For Immediate Release
New York City to Nudge Food Companies to Lower Salt Nationwide
CSPI Praises Move and Urges Industry to Cooperate
WASHINGTON - The single most dangerous ingredient in the food supply is salt,
according to the Center for Science in the Public Interest, which today
praised New York City
health officials for pressuring food companies to reduce salt levels in
packaged foods and restaurant meals by 25 percent over the next five
years. CSPI called New York's program "smart, sophisticated, and
Too much salt
in the diet is a major contributor to hypertension, stroke, heart and
kidney disease, and other ailments. Starting in 1978, CSPI has been
urging the Food and Drug Administration to use its regulatory authority
to treat salt, or sodium chloride, as a food additive, as opposed to
classifying it as an ingredient that is "generally recognized as safe,"
or GRAS. CSPI filed lawsuits against the FDA in 1982 and in 2005 to try
to compel it to take action, and later in 2005
filed a regulatory petition which asked the agency to set maximum
levels of salt in various categories of food. The agency held a public hearing in 2007 but hasn’t taken any action since.
sodium levels in packaged and restaurant foods could save thousands of
lives a year in New York City alone," said CSPI executive director
Michael F. Jacobson. "Food companies should cooperate with New York
City authorities and set achievable targets to reduce salt nationwide.
If companies don't cooperate, they can certainly expect other state and
local governments, and perhaps at long last, the Food and Drug
Administration, to begin regulating in this area."
Seventy percent of the population—a group that includes the
elderly, African Americans, and people with existing high blood
pressure—should consume no more than 1,500 milligrams of sodium per
day, according to the federal government. Everyone else should limit
themselves to 2,300 mg per day. But according to CSPI, average sodium
intake is actually north of 4,000 mg per day. In May CSPI identified a
number of popular chain restaurant meals that provide 5,000, 6,000, or 7,000 mg of sodium.
sodium by 25 percent over the next 5 years could also save the federal
government billions in direct medical expenditures, according to CSPI.

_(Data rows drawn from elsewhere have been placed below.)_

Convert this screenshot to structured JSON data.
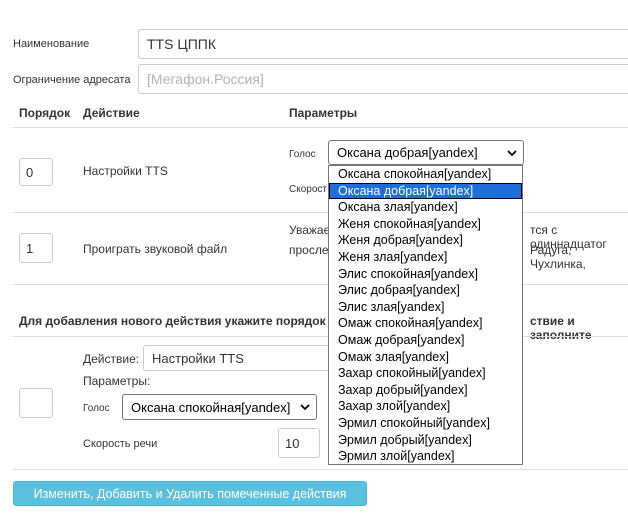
{
  "form": {
    "name_label": "Наименование",
    "name_value": "TTS ЦППК",
    "restriction_label": "Ограничение адресата",
    "restriction_placeholder": "[Мегафон.Россия]"
  },
  "table": {
    "headers": {
      "order": "Порядок",
      "action": "Действие",
      "params": "Параметры"
    },
    "rows": [
      {
        "order": "0",
        "action": "Настройки TTS",
        "voice_label": "Голос",
        "voice_selected": "Оксана добрая[yandex]",
        "speed_label_partial": "Скорост"
      },
      {
        "order": "1",
        "action": "Проиграть звуковой файл",
        "text_line1_left": "Уважае",
        "text_line1_right": "тся с одиннадцатог",
        "text_line2_left": "просле",
        "text_line2_right": "Радуга, Чухлинка,"
      }
    ]
  },
  "add_section": {
    "instruction_left": "Для добавления нового действия укажите порядок",
    "instruction_right": "ствие и заполните",
    "action_label": "Действие:",
    "action_value": "Настройки TTS",
    "params_label": "Параметры:",
    "voice_label": "Голос",
    "voice_value": "Оксана спокойная[yandex]",
    "speed_label": "Скорость речи",
    "speed_value": "10"
  },
  "dropdown": {
    "options": [
      "Оксана спокойная[yandex]",
      "Оксана добрая[yandex]",
      "Оксана злая[yandex]",
      "Женя спокойная[yandex]",
      "Женя добрая[yandex]",
      "Женя злая[yandex]",
      "Элис спокойная[yandex]",
      "Элис добрая[yandex]",
      "Элис злая[yandex]",
      "Омаж спокойная[yandex]",
      "Омаж добрая[yandex]",
      "Омаж злая[yandex]",
      "Захар спокойный[yandex]",
      "Захар добрый[yandex]",
      "Захар злой[yandex]",
      "Эрмил спокойный[yandex]",
      "Эрмил добрый[yandex]",
      "Эрмил злой[yandex]"
    ],
    "selected_index": 1
  },
  "buttons": {
    "submit_label": "Изменить, Добавить и Удалить помеченные действия"
  },
  "colors": {
    "button_bg": "#5bc0de",
    "selection_bg": "#1e6fd9",
    "border": "#cccccc"
  }
}
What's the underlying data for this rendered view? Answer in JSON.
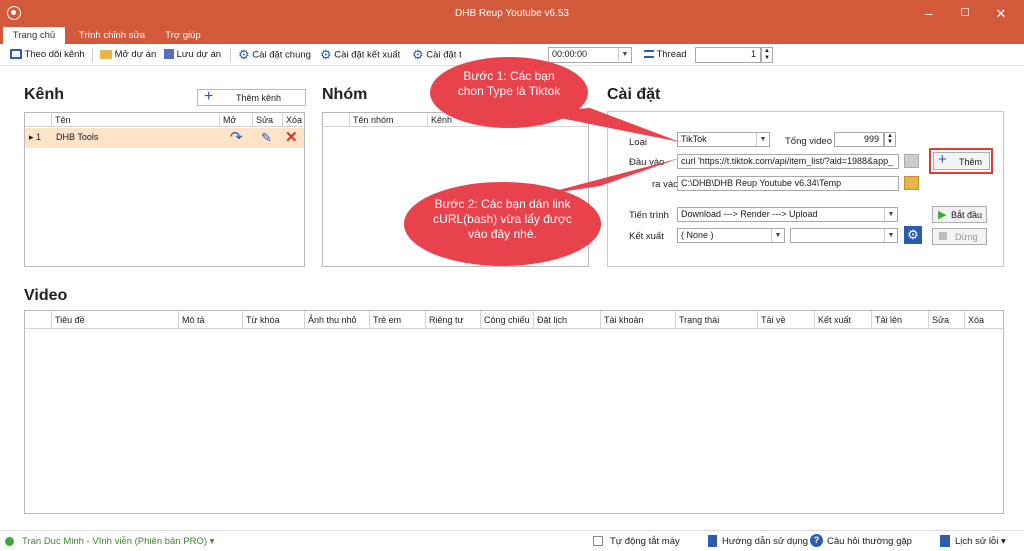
{
  "window": {
    "title": "DHB Reup Youtube v6.53"
  },
  "tabs": [
    "Trang chủ",
    "Trình chỉnh sửa",
    "Trợ giúp"
  ],
  "toolbar": {
    "theo_doi_kenh": "Theo dõi kênh",
    "mo_du_an": "Mở dự án",
    "luu_du_an": "Lưu dự án",
    "cai_dat_chung": "Cài đặt chung",
    "cai_dat_ket_xuat": "Cài đặt kết xuất",
    "cai_dat_cut": "Cài đặt t",
    "time_value": "00:00:00",
    "thread_label": "Thread",
    "thread_value": "1"
  },
  "kenh": {
    "heading": "Kênh",
    "add_button": "Thêm kênh",
    "columns": [
      "Tên",
      "Mở",
      "Sửa",
      "Xóa"
    ],
    "rows": [
      {
        "index": "1",
        "name": "DHB Tools"
      }
    ]
  },
  "nhom": {
    "heading": "Nhóm",
    "columns": [
      "Tên nhóm",
      "Kênh"
    ]
  },
  "caidat": {
    "heading": "Cài đặt",
    "loai_label": "Loại",
    "loai_value": "TikTok",
    "tong_video_label": "Tổng video",
    "tong_video_value": "999",
    "dau_vao_label": "Đầu vào",
    "dau_vao_value": "curl 'https://t.tiktok.com/api/item_list/?aid=1988&app_",
    "dau_ra_label": "ra vào",
    "dau_ra_value": "C:\\DHB\\DHB Reup Youtube v6.34\\Temp",
    "them_button": "Thêm",
    "tien_trinh_label": "Tiến trình",
    "tien_trinh_value": "Download ---> Render ---> Upload",
    "bat_dau_button": "Bắt đầu",
    "ket_xuat_label": "Kết xuất",
    "ket_xuat_value": "( None )",
    "dung_button": "Dừng"
  },
  "callouts": {
    "step1": "Bước 1: Các bạn chon Type là Tiktok",
    "step2": "Bước 2: Các bạn dán link cURL(bash) vừa lấy được vào đây nhé."
  },
  "video": {
    "heading": "Video",
    "columns": [
      "Tiêu đề",
      "Mô tả",
      "Từ khóa",
      "Ảnh thu nhỏ",
      "Trẻ em",
      "Riêng tư",
      "Công chiếu",
      "Đặt lịch",
      "Tài khoản",
      "Trạng thái",
      "Tải về",
      "Kết xuất",
      "Tải lên",
      "Sửa",
      "Xóa"
    ]
  },
  "status": {
    "user": "Tran Duc Minh - Vĩnh viễn (Phiên bản PRO)",
    "auto_shutdown": "Tự động tắt máy",
    "guide": "Hướng dẫn sử dụng",
    "faq": "Câu hỏi thường gặp",
    "history": "Lịch sử lỗi"
  },
  "colors": {
    "accent": "#d25a3a",
    "callout": "#e8424c",
    "row_highlight": "#fde3c8"
  }
}
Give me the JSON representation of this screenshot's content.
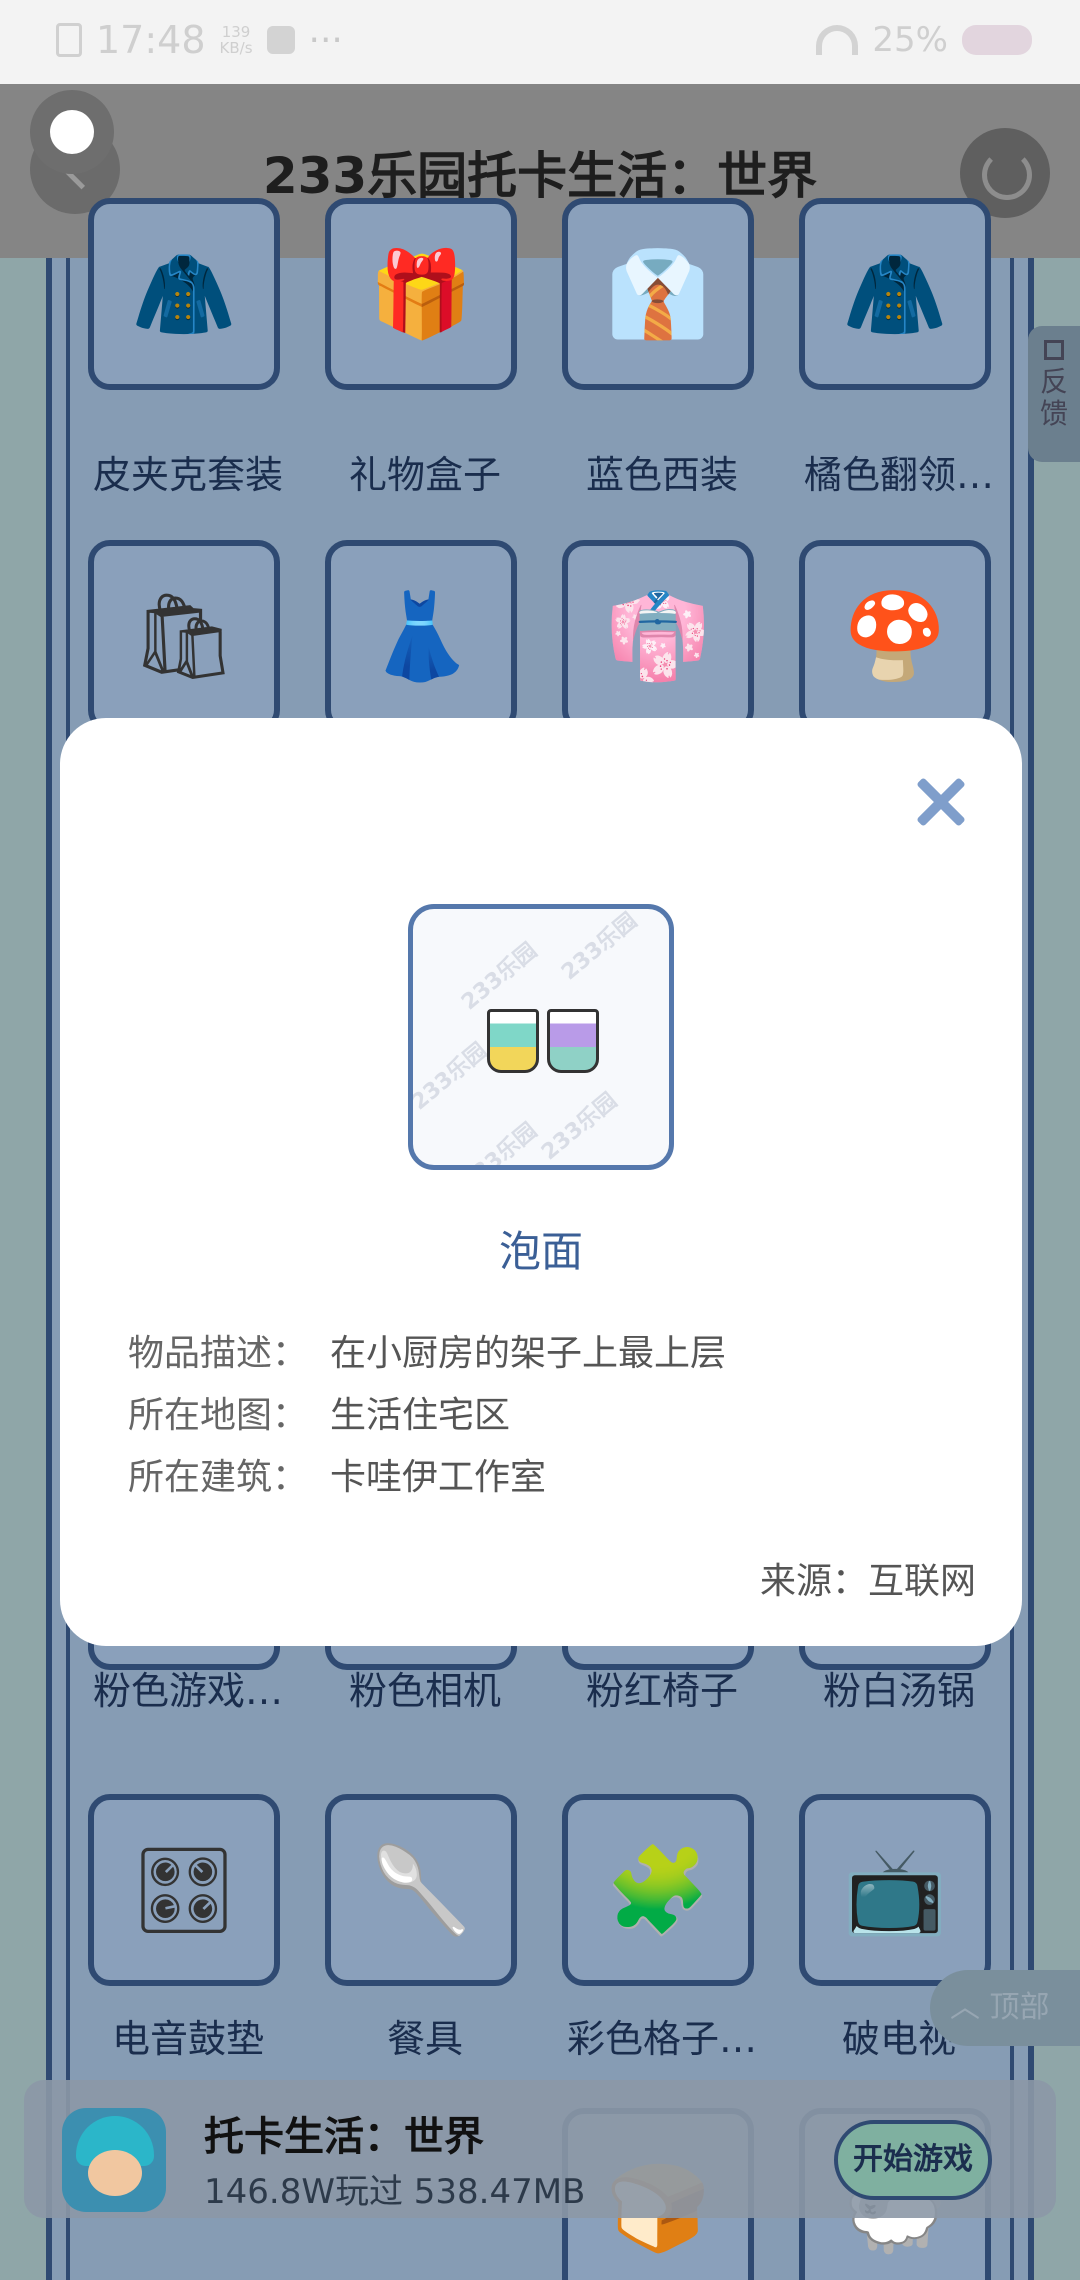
{
  "status_bar": {
    "time": "17:48",
    "speed_value": "139",
    "speed_unit": "KB/s",
    "more": "···",
    "battery": "25%"
  },
  "header": {
    "title": "233乐园托卡生活：世界"
  },
  "grid": {
    "row1": [
      "皮夹克套装",
      "礼物盒子",
      "蓝色西装",
      "橘色翻领…"
    ],
    "row4": [
      "粉色游戏…",
      "粉色相机",
      "粉红椅子",
      "粉白汤锅"
    ],
    "row5": [
      "电音鼓垫",
      "餐具",
      "彩色格子…",
      "破电视"
    ]
  },
  "feedback": {
    "label_1": "反",
    "label_2": "馈"
  },
  "to_top": {
    "label": "︿ 顶部"
  },
  "modal": {
    "item_name": "泡面",
    "watermark": "233乐园",
    "description_label": "物品描述：",
    "description_value": "在小厨房的架子上最上层",
    "map_label": "所在地图：",
    "map_value": "生活住宅区",
    "building_label": "所在建筑：",
    "building_value": "卡哇伊工作室",
    "source": "来源：互联网"
  },
  "bottom_bar": {
    "game_title": "托卡生活：世界",
    "stats": "146.8W玩过  538.47MB",
    "start_button": "开始游戏"
  }
}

New York City similarly helped spur nationwide changes in the food industry when it became the first jurisdiction to require calories on chain restaurant menus, and to phase out the use of artificial trans fats in all restaurants.